But getting a story on the front page of a newspaper is often a lesson in politics, a New York Times media reporter told me last week.
There are, of course, the leading national and international news stories — health care, New Jersey corruption rings, the moral collapse of the Republican Party — but there are also stories that could appear in any other section.
A story about an orchestra from Newark High School, a story ultimately about hope and class and limits. A story about New York’s plan to shut down part of Times Square so pedestrians can relax in plastic lawn chairs beneath neon advertisements and exhaust.
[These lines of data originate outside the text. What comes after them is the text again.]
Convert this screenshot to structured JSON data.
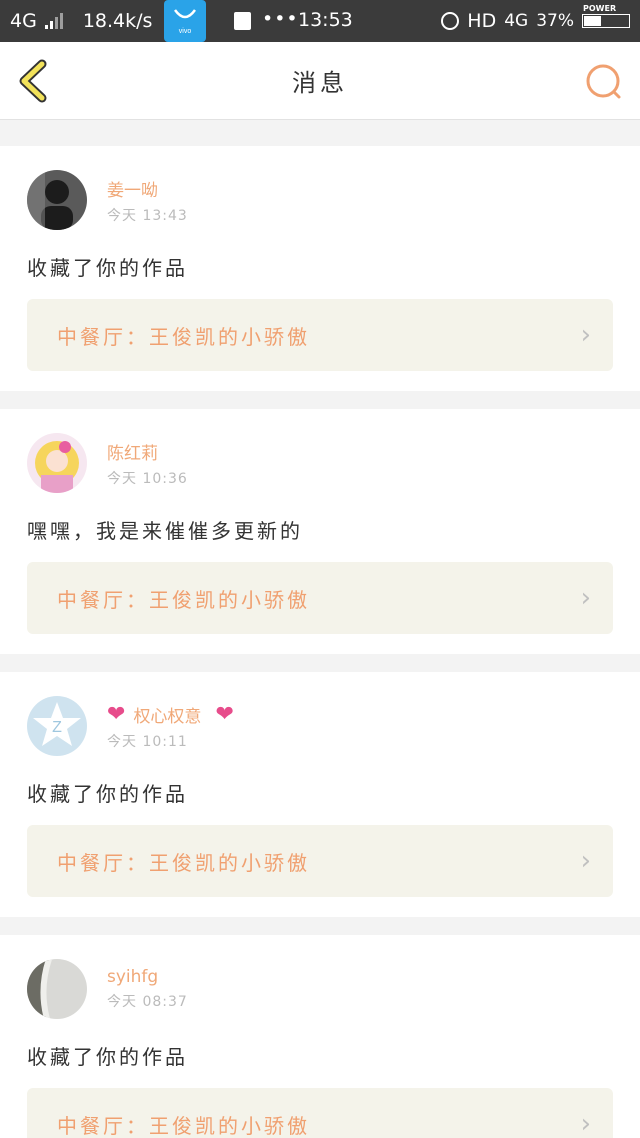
{
  "status_bar": {
    "network": "4G",
    "speed": "18.4k/s",
    "app_badge": "vivo",
    "dots": "•••",
    "time": "13:53",
    "hd": "HD",
    "network2": "4G",
    "battery_percent": "37%",
    "battery_label": "POWER",
    "battery_level": 0.37
  },
  "header": {
    "title": "消息",
    "back_icon": "chevron-left-icon",
    "search_icon": "search-icon"
  },
  "messages": [
    {
      "user": "姜一呦",
      "time": "今天 13:43",
      "text": "收藏了你的作品",
      "work_title": "中餐厅：王俊凯的小骄傲"
    },
    {
      "user": "陈红莉",
      "time": "今天 10:36",
      "text": "嘿嘿，我是来催催多更新的",
      "work_title": "中餐厅：王俊凯的小骄傲"
    },
    {
      "user": "权心权意",
      "time": "今天 10:11",
      "text": "收藏了你的作品",
      "work_title": "中餐厅：王俊凯的小骄傲"
    },
    {
      "user": "syihfg",
      "time": "今天 08:37",
      "text": "收藏了你的作品",
      "work_title": "中餐厅：王俊凯的小骄傲"
    }
  ],
  "colors": {
    "accent": "#f0a070",
    "heart": "#e74c8b",
    "status_bar_bg": "#3b3b3b",
    "card_ref_bg": "#f4f3ea"
  }
}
A story about the economy’s toll on flower exhibitions.
These are the stories that may get an editor’s nod for reasons hidden from its readers, he said.
“Sometimes,” he said, “An article may get on the front page because the writer is due for a front page story.” And sometimes, reporters lobby their editors for a front page spot, e-mailing and corresponding to gain a favorable position. After all, he said, journalists want people to read their stories, especially stories that do not sensationalize or bear obvious magnitude, but are more personally compelling. It’s a political process, a cut-throat campaign where reporters seek approval for their written word. A lot of reporters don’t fight for a front page spot, but he does. Because he still believes in print, even as a new media reporter who ironically got his job at the Times because he started a highly successful media blog.
Often, he said, reporters fail no matter how persistent they are, their articles relegated to the front page of the business or the arts section. Inside the paper, out of sight, out of mind for people used to reading transient headlines online.
But sometimes, journalists do succeed in convincing their section editors that their story is front page material, pulling enough sway that their editors pitch the story to their own editors. Support snowballs, and the next morning, the article is one of the six most visible. And the front page, unlike the homepage, lasts all day. A front page byline today is as close to permanent as you get.